BRAVE, NEW WORLD I just read “Lessons from the Waves” ( If you’ve been climbing even as little as five years, you can’t help but notice that the crag you used to have all to yourself at 3 p.m. on a Friday is now packed. Fortunately, I believe there are things we can all do to help make this transition easier: • Did you get into climbing in that golden age when wherever you showed up, the route you wanted to climb was likely open? Realize that that was a blessing—not something to which you had an intrinsic right. • If you’ve been climbing for years, you’ve surely developed the skill to go out and try new, hard routes you haven’t touched before. Sure, the classics are fun to return to, but you…

1 minutos
your epic moves

Phil Watts uses straight-shafted ice tools and mono-points to do an ice-stem at the Rock River Ice Caves in the Upper Peninsula of Michigan, late 1980s. BILL THOMPSON Inching together fingertips to pull through the crux of Captain Aslab (V2), Rumbling Bald, North Carolina. SHAUN WILLOUGHBY All this year, Metolius is giving away a sweet prize to the best Re-Gram photo—check our social channels to enter! This issue, Ross Morrison wins the Upshot, the new standard for belay glasses. Jake Griffiths cuts his feet after climbing out the roof on Bad Moon Rising (5.12a), a rarely repeated and utterly outrageous tradventure in the Blue Mountains, Australia. PHILLIP BOOTH A good sidepull and a low rope-grab make the clip easier on Je T’aime Moi Non Plus (5.11d) at the Chateau, Orpierre, France. SJOERD BUSKER On this move on The Uninvited…

2 minutos
the big question

How do you know when to bail?* You’re moving too slowly, a storm is coming in, and it seems the entire route could slough off the wall at any minute. 64.7% 11.3% Only when one or more members of the team are unconscious and/or have bones poking through their skin, which hinders upward progress. None of the above. Bailing is not an option—ever. You can bail when you’re dead. 14.5% You ran out of gummy bears, a cloud covered the sun, and your chalk block isn’t properly broken up—it’s death by 1,000 cuts. 9.5% You know it’s time to bail when there’s only a certain amount of time left before Chipotle closes. There’s nothing worse than having to go to McDonald’s for dinner instead. BRAD GOBRIGHT I don’t often bail. But if I do, it’s because the weather or conditions wherever…

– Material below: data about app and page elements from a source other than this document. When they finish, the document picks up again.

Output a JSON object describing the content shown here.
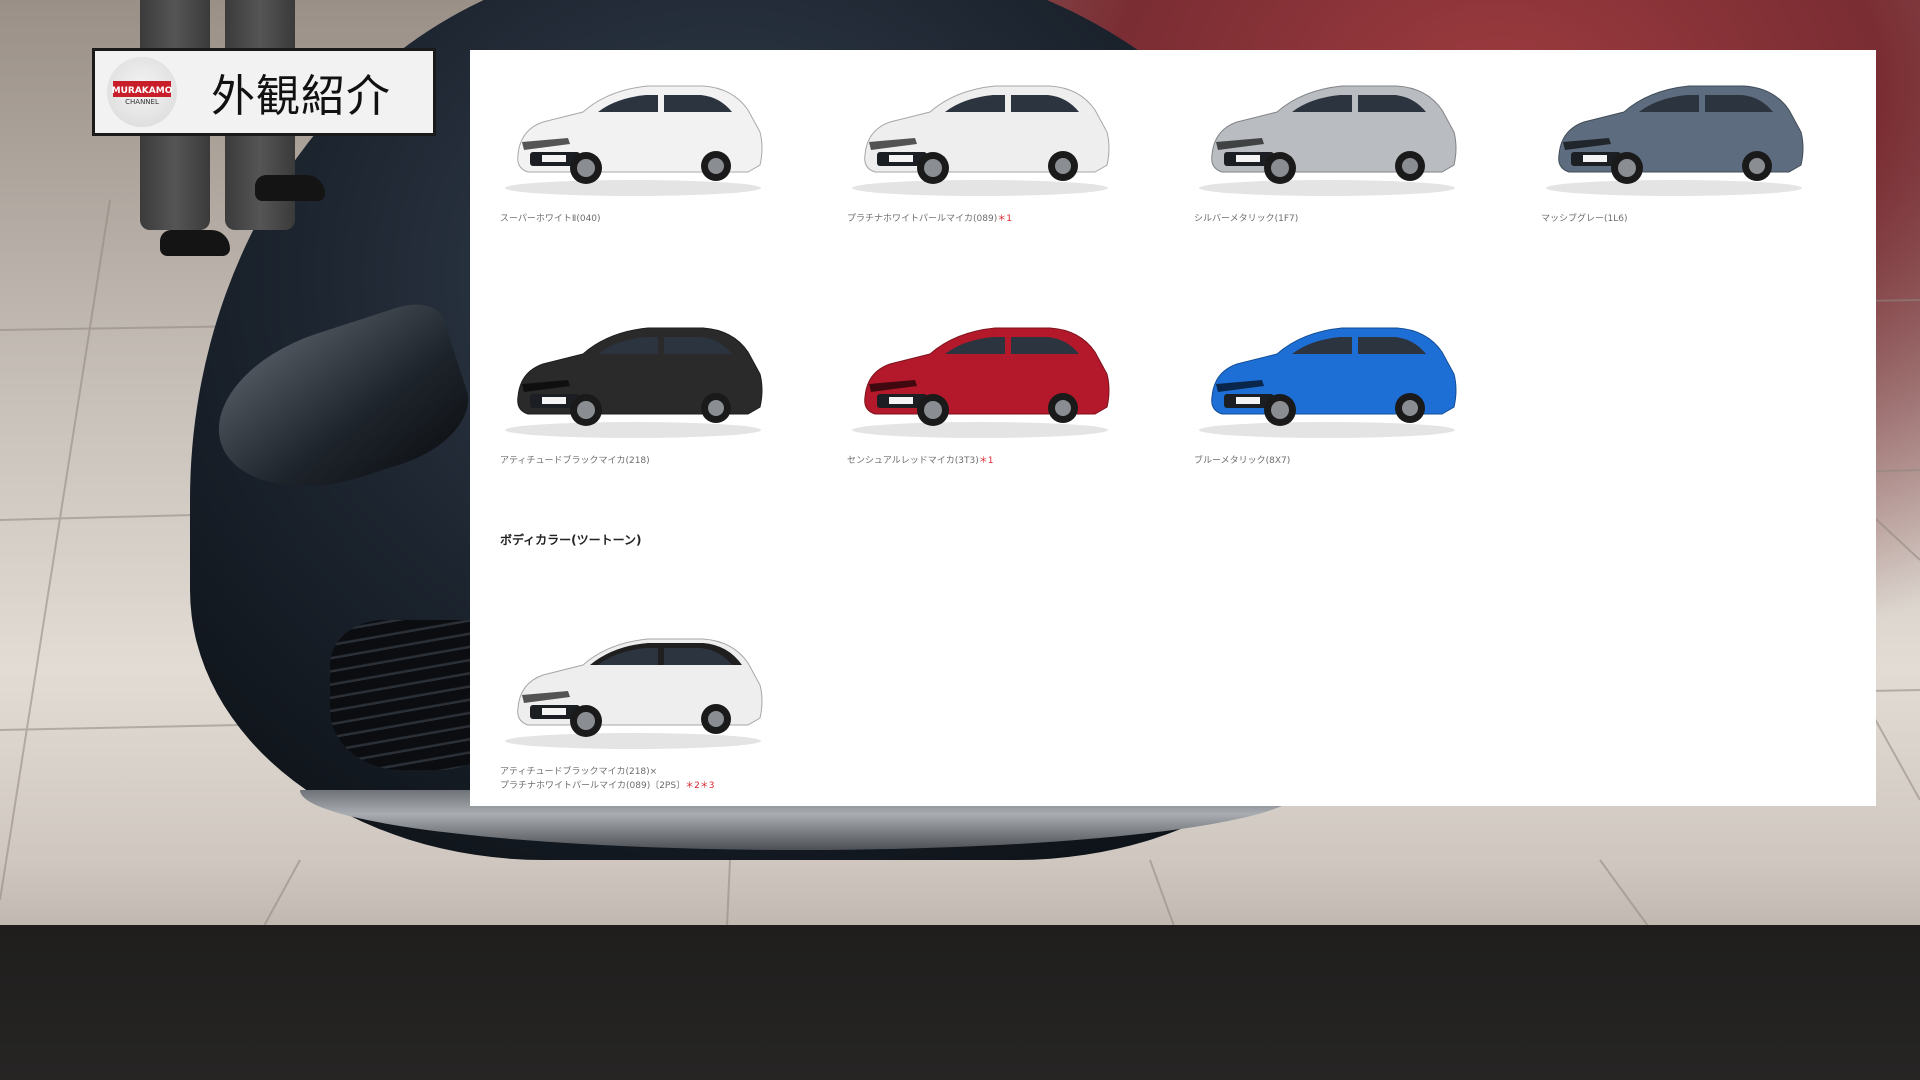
{
  "title_badge": {
    "logo_text": "MURAKAMO",
    "logo_sub": "CHANNEL",
    "title": "外観紹介"
  },
  "panel": {
    "solid_colors": [
      {
        "name": "スーパーホワイトⅡ(040)",
        "mark": "",
        "body_color": "#f2f2f2",
        "roof_color": "#f2f2f2"
      },
      {
        "name": "プラチナホワイトパールマイカ(089)",
        "mark": "＊1",
        "body_color": "#eeeeee",
        "roof_color": "#eeeeee"
      },
      {
        "name": "シルバーメタリック(1F7)",
        "mark": "",
        "body_color": "#b9bcc0",
        "roof_color": "#b9bcc0"
      },
      {
        "name": "マッシブグレー(1L6)",
        "mark": "",
        "body_color": "#5d6c7e",
        "roof_color": "#5d6c7e"
      },
      {
        "name": "アティチュードブラックマイカ(218)",
        "mark": "",
        "body_color": "#2a2a2b",
        "roof_color": "#2a2a2b"
      },
      {
        "name": "センシュアルレッドマイカ(3T3)",
        "mark": "＊1",
        "body_color": "#b3192a",
        "roof_color": "#b3192a"
      },
      {
        "name": "ブルーメタリック(8X7)",
        "mark": "",
        "body_color": "#1d6fd6",
        "roof_color": "#1d6fd6"
      }
    ],
    "two_tone_heading": "ボディカラー(ツートーン)",
    "two_tone_colors": [
      {
        "name_line1": "アティチュードブラックマイカ(218)×",
        "name_line2": "プラチナホワイトパールマイカ(089)〔2PS〕",
        "mark": "＊2＊3",
        "body_color": "#eeeeee",
        "roof_color": "#1f1f1f"
      }
    ]
  }
}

7 minutos
the trace we leave

Stellar views typically reward climbers who endure seven hours in a harness. But Michael Tessler, a biologist at the American Museum of Natural History, has spent days hovering just feet off the ground. In 2013, while researching the impact of bouldering on rock-associated vegetation for a study (later published in Biological Conservation—in 2016), Tessler dangled or perched on a ladder nose-to-nose with boulder problems at the Shawangunks, New York. With a hand lens, small knife, and hundreds of miniature manila envelopes to transport samples clipped to his harness, he collected plants and lichen at Bonticou, Lost City, White Dot, Waterwork, and other Gunks bouldering sites. “I had to basically measure stuff for hours,” says Tessler, a climber of a decade. “It wasn’t fun.” Tessler and his colleagues later compared the biodiversity…

6 minutos
double standards?

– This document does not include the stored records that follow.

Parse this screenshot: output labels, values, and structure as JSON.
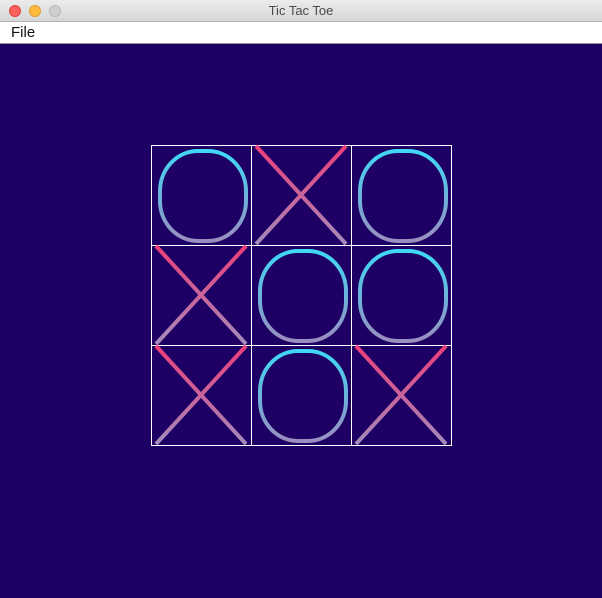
{
  "window": {
    "title": "Tic Tac Toe"
  },
  "menu": {
    "file_label": "File"
  },
  "board": {
    "cells": [
      "O",
      "X",
      "O",
      "X",
      "O",
      "O",
      "X",
      "O",
      "X"
    ]
  },
  "colors": {
    "background": "#1e0064",
    "grid": "#ffffff",
    "o_top": "#3fd8f5",
    "o_bottom": "#9a8ec0",
    "x_top": "#ee3d7a",
    "x_bottom": "#a48cbc"
  }
}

Reinforcement and filing versus chipping and drilling. Scaling away hundreds of pounds of surface choss versus excavating a few ounces of stone to make a climb “go.” Manufacturing one hold to make a climb consistent versus drilling 30 to make a would-be 5.13 into a 5.11. A purist might argue that manufacturing means altering the rock from its natural state—period—while a realist might argue that there are many shades of gray. Chipping has long been a heated topic, brought to the forefront recently by reports of heavily manufactured climbs at a popular Western climbing area. It may seem like the topic is cut-and-dry—“Just don’t do it” and call it good. But, with the recent controversies and increasing popularity of climbing, coupled with the lack of formal definitions around what constitutes “manufacturing,”…